Segment Start: EXERCISE DATA
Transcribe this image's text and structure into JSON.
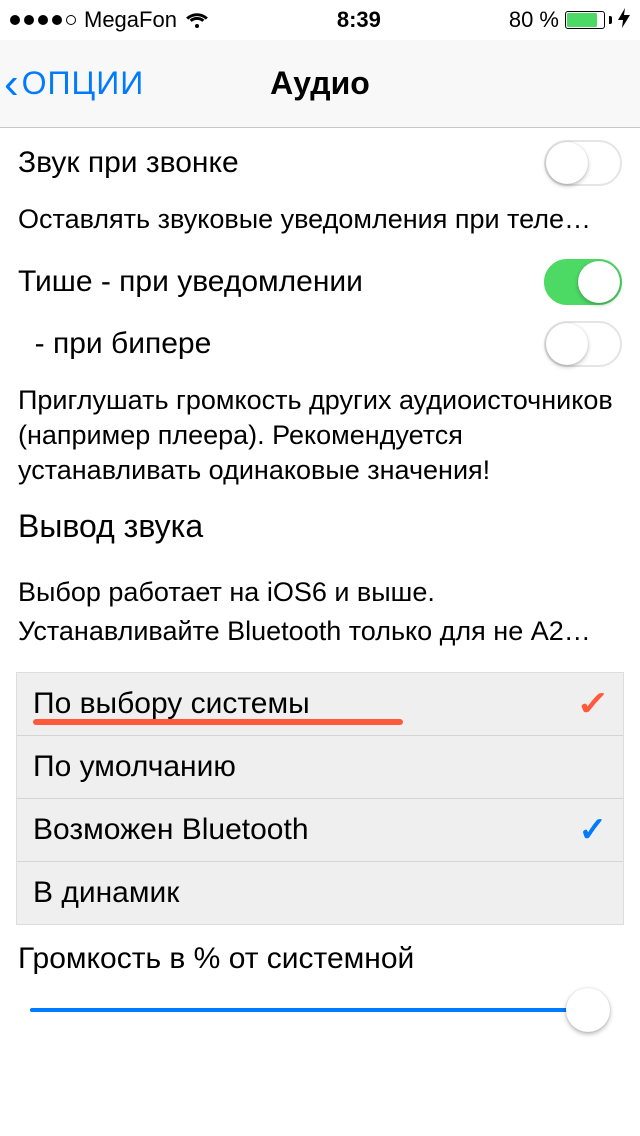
{
  "statusbar": {
    "carrier": "MegaFon",
    "time": "8:39",
    "battery_pct": "80 %"
  },
  "nav": {
    "back": "ОПЦИИ",
    "title": "Аудио"
  },
  "rows": {
    "ring_sound": {
      "label": "Звук при звонке",
      "on": false
    },
    "ring_desc": "Оставлять звуковые уведомления при теле…",
    "quieter_notify": {
      "label": "Тише - при уведомлении",
      "on": true
    },
    "quieter_beep": {
      "label": "  - при бипере",
      "on": false
    },
    "quieter_desc": "Приглушать громкость других аудиоисточников (например плеера). Рекомендуется устанавливать одинаковые значения!"
  },
  "output": {
    "title": "Вывод звука",
    "desc1": "Выбор работает на iOS6 и выше.",
    "desc2": "Устанавливайте Bluetooth только для не A2…",
    "options": [
      {
        "label": "По выбору системы",
        "check": "red",
        "underline": true
      },
      {
        "label": "По умолчанию"
      },
      {
        "label": "Возможен Bluetooth",
        "check": "blue"
      },
      {
        "label": "В динамик"
      }
    ]
  },
  "volume": {
    "title": "Громкость в % от системной",
    "value": 100
  }
}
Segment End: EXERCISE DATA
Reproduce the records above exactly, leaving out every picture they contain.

OUTPUT FOR THIS TASK:
Transcribe this image's text and structure into JSON.
{
  "statusbar": {
    "carrier": "MegaFon",
    "time": "8:39",
    "battery_pct": "80 %"
  },
  "nav": {
    "back": "ОПЦИИ",
    "title": "Аудио"
  },
  "rows": {
    "ring_sound": {
      "label": "Звук при звонке",
      "on": false
    },
    "ring_desc": "Оставлять звуковые уведомления при теле…",
    "quieter_notify": {
      "label": "Тише - при уведомлении",
      "on": true
    },
    "quieter_beep": {
      "label": "  - при бипере",
      "on": false
    },
    "quieter_desc": "Приглушать громкость других аудиоисточников (например плеера). Рекомендуется устанавливать одинаковые значения!"
  },
  "output": {
    "title": "Вывод звука",
    "desc1": "Выбор работает на iOS6 и выше.",
    "desc2": "Устанавливайте Bluetooth только для не A2…",
    "options": [
      {
        "label": "По выбору системы",
        "check": "red",
        "underline": true
      },
      {
        "label": "По умолчанию"
      },
      {
        "label": "Возможен Bluetooth",
        "check": "blue"
      },
      {
        "label": "В динамик"
      }
    ]
  },
  "volume": {
    "title": "Громкость в % от системной",
    "value": 100
  }
}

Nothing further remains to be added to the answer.